━━ Material for this exercise ━━

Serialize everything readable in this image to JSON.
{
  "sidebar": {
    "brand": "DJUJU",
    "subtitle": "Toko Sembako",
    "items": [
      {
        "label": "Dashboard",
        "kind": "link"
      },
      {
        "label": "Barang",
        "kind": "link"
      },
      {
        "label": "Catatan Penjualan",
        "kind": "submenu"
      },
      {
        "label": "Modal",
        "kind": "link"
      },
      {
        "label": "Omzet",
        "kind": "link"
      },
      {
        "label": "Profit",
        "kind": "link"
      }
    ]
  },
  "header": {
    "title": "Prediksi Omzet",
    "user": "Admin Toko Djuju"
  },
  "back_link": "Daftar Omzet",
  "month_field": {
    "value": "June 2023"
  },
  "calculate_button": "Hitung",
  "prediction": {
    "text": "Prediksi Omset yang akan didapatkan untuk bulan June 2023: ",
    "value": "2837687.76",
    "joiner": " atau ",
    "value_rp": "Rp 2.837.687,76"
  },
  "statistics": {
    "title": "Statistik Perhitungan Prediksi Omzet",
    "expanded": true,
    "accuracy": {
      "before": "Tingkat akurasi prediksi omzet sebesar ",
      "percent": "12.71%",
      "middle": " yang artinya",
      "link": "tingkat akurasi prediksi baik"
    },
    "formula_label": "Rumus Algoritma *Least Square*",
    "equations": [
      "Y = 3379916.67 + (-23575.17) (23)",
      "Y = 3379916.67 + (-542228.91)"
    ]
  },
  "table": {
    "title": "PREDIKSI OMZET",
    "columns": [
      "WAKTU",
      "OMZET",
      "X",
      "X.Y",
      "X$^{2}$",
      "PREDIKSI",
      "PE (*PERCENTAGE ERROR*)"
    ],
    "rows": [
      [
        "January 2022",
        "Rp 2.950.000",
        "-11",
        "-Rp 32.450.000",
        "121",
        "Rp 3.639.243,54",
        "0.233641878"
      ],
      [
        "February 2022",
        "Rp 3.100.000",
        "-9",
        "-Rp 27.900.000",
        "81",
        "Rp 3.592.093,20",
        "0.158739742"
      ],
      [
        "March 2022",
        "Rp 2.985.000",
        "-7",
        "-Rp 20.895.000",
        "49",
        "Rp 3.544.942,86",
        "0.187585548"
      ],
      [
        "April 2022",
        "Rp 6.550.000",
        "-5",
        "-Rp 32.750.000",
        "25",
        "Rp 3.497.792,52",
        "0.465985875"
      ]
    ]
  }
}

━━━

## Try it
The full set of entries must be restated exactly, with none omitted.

## Exercise response
Serialize everything readable in this image to JSON.
{
  "sidebar": {
    "brand": "DJUJU",
    "subtitle": "Toko Sembako",
    "items": [
      {
        "label": "Dashboard",
        "kind": "link"
      },
      {
        "label": "Barang",
        "kind": "link"
      },
      {
        "label": "Catatan Penjualan",
        "kind": "submenu"
      },
      {
        "label": "Modal",
        "kind": "link"
      },
      {
        "label": "Omzet",
        "kind": "link"
      },
      {
        "label": "Profit",
        "kind": "link"
      }
    ]
  },
  "header": {
    "title": "Prediksi Omzet",
    "user": "Admin Toko Djuju"
  },
  "back_link": "Daftar Omzet",
  "month_field": {
    "value": "June 2023"
  },
  "calculate_button": "Hitung",
  "prediction": {
    "text": "Prediksi Omset yang akan didapatkan untuk bulan June 2023: ",
    "value": "2837687.76",
    "joiner": " atau ",
    "value_rp": "Rp 2.837.687,76"
  },
  "statistics": {
    "title": "Statistik Perhitungan Prediksi Omzet",
    "expanded": true,
    "accuracy": {
      "before": "Tingkat akurasi prediksi omzet sebesar ",
      "percent": "12.71%",
      "middle": " yang artinya",
      "link": "tingkat akurasi prediksi baik"
    },
    "formula_label": "Rumus Algoritma *Least Square*",
    "equations": [
      "Y = 3379916.67 + (-23575.17) (23)",
      "Y = 3379916.67 + (-542228.91)"
    ]
  },
  "table": {
    "title": "PREDIKSI OMZET",
    "columns": [
      "WAKTU",
      "OMZET",
      "X",
      "X.Y",
      "X$^{2}$",
      "PREDIKSI",
      "PE (*PERCENTAGE ERROR*)"
    ],
    "rows": [
      [
        "January 2022",
        "Rp 2.950.000",
        "-11",
        "-Rp 32.450.000",
        "121",
        "Rp 3.639.243,54",
        "0.233641878"
      ],
      [
        "February 2022",
        "Rp 3.100.000",
        "-9",
        "-Rp 27.900.000",
        "81",
        "Rp 3.592.093,20",
        "0.158739742"
      ],
      [
        "March 2022",
        "Rp 2.985.000",
        "-7",
        "-Rp 20.895.000",
        "49",
        "Rp 3.544.942,86",
        "0.187585548"
      ],
      [
        "April 2022",
        "Rp 6.550.000",
        "-5",
        "-Rp 32.750.000",
        "25",
        "Rp 3.497.792,52",
        "0.465985875"
      ]
    ]
  }
}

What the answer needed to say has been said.